Dr. Roach: The best imaging test depends on what you’re looking for
Dear Dr. Roach: Could you please explain in layman terms the difference between an X-ray, CT scan, MRI and PET scan?
Dear C.D.B.: All four of these tests provide images of the body, which your doctor can use to evaluate symptoms or search for a specific anatomical condition. Some conditions, such as depression, have no visible changes on any kind of commonly used imaging, but that doesn’t mean they aren’t real.
X-rays are high-energy electromagnetic waves that can travel through the body and are absorbed differently by different structures. X-rays do not travel well through bones, so X-rays are very good at seeing changes in bones due to contrast with soft tissues.
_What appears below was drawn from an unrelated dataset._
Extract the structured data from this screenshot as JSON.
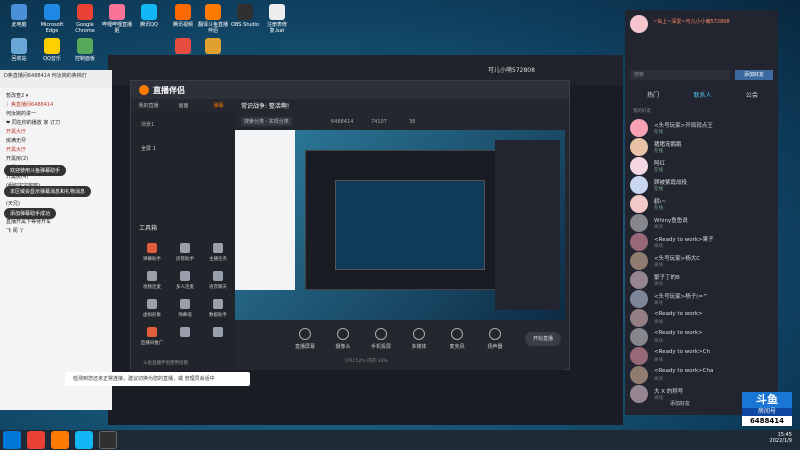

They are not as useful for soft tissues, which have little contrast with each other.
A CT scan is a computed tomogram, which uses many different X-rays at the same time, taken while moving around a person. These can be reconstructed by a computer to provide a much better look at both bones and soft tissues in slices through the body.
Both X-rays and CT scan use ionizing radiation. This can damage the body in high doses, but the amount in a single X-ray is very small. Often, a contrast agent is given by mouth, in the vein or both to help improve the ability of the scan to tell one structure from another. Modern CT scans are amazingly fast. CT scans are the workhorse of a modern hospital’s radiology department, as they provide excellent detail for many conditions, despite the expense and higher radiation dose.
An MRI scan uses magnetic waves, which provide even better resolution of soft tissues, such as the brain, than CT scans. They do not use radiation and are considered safer than X-rays or CT scans. Intravenous contrast also may be given in MRI scans. MRI scans are expensive and slow. Some people get claustrophobic when in the MRI scanner for a long time, sometimes hours. MRI scans are also surprisingly loud, although new technology promises to fix that problem.
A PET scan uses positrons — an antimatter particle: a positively charged anti-electron — to identify areas in the body that are metabolically active, especially cancers. PET scans are now mostly combined with CT scans to provide precise imaging of anatomical areas where the increased metabolic activity is. Because the radioactive sugar injected into the body decays by releasing positrons, this imaging technique also exposes the body to additional ionizing radiation.
One type of imaging you did not mention is ultrasound, which does not use ionizing radiation but instead uses soundwaves. Ultrasound is very good at telling fluid from solid, although it does not have the fine resolution of CT or MRI.
Dear Dr. Roach: In a recent column, there was a man with calcifications in his blood vessels. Could the root of his calcium problem be parathyroid disease? It wasn’t mentioned.
Dear M.H.: The four parathyroid glands are normally located around the thyroid gland in the neck. High levels of parathyroid hormone, almost always from a benign tumor of the parathyroid gland, cause high levels of calcium in the blood. This calcium comes mostly from the bones and can lead to osteoporosis and fractures. But, it can also lead to abnormal calcium depositions, especially kidney stones.
There is some evidence that people with hyperparathyroidism are more likely to develop disease and calcification of the blood vessels, both of the brain and the heart. I congratulate M.H. for considering it, even if high parathyroid hormone is only a rare cause of blood vessel blockages.
Readers may email questions to ToYourGoodHealth @med.cornell.edu.